• ASSIGNMENT
What you return should be each line of the data containing the string "object".

*** INPUT RECORDS Section Begins ***

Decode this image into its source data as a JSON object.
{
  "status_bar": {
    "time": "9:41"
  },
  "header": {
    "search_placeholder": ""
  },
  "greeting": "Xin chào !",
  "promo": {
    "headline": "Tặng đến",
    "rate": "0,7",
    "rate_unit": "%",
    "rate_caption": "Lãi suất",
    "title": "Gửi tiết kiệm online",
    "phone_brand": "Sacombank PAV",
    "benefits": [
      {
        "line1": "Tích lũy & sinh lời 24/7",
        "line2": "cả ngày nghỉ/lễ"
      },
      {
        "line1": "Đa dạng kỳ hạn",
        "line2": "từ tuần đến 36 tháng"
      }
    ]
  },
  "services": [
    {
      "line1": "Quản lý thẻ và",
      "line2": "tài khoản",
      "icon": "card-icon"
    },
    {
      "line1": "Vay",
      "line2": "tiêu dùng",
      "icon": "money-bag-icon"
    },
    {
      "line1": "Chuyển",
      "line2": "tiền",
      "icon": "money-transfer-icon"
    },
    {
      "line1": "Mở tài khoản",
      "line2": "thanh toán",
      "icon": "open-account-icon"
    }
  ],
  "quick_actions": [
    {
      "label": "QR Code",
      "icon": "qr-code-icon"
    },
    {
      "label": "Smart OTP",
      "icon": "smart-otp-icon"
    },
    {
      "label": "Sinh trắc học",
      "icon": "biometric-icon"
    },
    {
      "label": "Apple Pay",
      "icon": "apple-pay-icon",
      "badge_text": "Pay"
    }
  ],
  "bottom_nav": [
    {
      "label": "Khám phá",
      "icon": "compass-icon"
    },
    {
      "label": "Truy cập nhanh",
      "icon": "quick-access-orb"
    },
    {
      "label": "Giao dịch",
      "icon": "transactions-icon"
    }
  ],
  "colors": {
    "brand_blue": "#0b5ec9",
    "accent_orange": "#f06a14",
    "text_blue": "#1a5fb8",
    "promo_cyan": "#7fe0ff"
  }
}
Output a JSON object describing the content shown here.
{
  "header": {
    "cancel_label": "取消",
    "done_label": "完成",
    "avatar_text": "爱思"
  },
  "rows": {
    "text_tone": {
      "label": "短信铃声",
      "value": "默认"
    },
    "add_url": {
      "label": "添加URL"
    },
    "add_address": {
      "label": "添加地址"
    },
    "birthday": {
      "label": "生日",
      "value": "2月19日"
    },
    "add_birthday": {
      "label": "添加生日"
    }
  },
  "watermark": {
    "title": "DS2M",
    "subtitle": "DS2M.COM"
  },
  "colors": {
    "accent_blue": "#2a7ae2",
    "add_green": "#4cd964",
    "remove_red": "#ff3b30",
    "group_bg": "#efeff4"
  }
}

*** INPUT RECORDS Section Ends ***
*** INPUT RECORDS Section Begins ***

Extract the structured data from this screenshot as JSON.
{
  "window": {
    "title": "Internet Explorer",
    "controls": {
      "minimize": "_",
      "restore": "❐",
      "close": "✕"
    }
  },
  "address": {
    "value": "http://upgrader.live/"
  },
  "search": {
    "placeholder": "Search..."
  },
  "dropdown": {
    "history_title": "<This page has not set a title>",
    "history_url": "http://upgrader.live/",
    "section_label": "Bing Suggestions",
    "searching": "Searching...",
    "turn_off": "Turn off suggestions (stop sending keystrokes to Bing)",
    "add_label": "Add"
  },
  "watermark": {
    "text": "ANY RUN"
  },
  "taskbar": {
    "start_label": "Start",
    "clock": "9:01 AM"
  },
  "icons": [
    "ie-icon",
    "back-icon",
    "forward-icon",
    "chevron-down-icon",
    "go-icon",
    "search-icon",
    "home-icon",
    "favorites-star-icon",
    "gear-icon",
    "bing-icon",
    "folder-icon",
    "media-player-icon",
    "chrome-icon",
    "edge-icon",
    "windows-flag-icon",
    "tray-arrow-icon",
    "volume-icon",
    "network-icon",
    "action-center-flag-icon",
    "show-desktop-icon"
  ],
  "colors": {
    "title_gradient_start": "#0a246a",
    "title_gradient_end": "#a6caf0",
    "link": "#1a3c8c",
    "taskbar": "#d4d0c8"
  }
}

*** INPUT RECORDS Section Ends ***

• ANSWER TO THIS TASK
Decode this image into its source data as a JSON object.
Output a JSON object describing the content shown here.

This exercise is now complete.